(Entries from a dataset of interfaces)
"""
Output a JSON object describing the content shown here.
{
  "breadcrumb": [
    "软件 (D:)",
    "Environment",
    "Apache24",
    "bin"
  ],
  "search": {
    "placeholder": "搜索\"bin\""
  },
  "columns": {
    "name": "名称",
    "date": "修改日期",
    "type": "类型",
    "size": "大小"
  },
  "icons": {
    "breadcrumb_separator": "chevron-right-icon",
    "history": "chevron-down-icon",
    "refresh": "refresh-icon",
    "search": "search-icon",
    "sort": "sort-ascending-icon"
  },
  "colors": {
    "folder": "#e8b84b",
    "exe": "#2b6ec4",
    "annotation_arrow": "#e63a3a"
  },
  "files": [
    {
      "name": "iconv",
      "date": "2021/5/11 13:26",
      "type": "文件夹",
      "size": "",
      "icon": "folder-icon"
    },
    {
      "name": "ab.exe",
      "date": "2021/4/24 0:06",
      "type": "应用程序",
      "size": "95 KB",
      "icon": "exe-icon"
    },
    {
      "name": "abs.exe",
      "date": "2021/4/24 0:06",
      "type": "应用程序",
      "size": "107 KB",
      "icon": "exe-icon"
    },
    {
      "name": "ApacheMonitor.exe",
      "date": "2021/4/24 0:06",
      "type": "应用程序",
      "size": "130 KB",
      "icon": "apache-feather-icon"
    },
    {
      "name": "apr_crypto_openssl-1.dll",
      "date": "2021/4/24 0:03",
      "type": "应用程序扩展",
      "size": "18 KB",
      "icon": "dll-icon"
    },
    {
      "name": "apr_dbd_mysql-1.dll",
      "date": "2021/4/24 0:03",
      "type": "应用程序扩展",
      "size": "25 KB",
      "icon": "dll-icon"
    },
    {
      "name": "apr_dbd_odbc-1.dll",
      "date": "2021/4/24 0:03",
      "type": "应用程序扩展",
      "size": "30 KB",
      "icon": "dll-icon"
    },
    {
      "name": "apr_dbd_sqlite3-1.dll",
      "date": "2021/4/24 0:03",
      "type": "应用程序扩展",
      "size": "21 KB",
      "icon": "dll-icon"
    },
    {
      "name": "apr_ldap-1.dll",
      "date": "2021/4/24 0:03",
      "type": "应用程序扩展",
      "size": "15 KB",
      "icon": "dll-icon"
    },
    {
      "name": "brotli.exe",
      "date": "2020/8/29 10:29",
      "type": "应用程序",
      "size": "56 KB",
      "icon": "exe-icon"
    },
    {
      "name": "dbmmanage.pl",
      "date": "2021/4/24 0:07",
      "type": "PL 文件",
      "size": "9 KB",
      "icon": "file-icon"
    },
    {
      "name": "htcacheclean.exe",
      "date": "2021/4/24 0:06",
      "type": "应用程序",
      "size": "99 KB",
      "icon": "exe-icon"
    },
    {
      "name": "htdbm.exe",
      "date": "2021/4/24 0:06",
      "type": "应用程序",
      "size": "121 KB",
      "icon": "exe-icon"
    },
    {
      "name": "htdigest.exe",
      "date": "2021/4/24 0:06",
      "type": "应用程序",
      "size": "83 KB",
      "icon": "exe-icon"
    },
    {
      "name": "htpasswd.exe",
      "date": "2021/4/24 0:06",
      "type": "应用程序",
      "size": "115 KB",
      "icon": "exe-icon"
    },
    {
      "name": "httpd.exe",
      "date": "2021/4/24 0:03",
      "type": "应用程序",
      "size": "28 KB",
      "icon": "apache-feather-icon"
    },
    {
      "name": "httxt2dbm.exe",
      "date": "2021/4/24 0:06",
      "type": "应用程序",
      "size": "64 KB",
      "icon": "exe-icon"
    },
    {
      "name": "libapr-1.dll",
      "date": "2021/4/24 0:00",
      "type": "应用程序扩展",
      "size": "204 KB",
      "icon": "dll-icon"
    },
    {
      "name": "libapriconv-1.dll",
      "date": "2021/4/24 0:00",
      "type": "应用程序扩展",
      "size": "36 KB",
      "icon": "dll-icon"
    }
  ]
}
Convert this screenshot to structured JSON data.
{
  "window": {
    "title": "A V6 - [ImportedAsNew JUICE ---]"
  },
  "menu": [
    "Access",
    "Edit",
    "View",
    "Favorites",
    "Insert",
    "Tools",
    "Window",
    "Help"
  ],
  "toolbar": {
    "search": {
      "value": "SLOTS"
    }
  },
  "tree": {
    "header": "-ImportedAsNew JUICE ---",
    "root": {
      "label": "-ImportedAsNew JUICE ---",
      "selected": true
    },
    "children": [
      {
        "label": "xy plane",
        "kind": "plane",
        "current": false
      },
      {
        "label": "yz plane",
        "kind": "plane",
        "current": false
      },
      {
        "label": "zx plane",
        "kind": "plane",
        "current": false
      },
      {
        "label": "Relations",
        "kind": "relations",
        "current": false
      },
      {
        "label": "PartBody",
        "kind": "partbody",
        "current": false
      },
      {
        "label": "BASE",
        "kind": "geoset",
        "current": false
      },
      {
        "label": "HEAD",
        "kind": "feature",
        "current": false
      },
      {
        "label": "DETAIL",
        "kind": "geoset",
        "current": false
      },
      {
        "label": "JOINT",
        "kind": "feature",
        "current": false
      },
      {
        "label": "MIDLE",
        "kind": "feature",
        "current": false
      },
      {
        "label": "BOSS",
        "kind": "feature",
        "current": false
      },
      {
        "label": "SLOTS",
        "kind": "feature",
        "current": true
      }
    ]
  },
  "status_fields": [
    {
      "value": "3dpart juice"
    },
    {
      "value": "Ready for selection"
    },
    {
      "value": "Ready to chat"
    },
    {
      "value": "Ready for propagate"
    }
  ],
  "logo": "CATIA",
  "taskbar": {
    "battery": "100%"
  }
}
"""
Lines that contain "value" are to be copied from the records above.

      "value": "SLOTS"
      "value": "3dpart juice"
      "value": "Ready for selection"
      "value": "Ready to chat"
      "value": "Ready for propagate"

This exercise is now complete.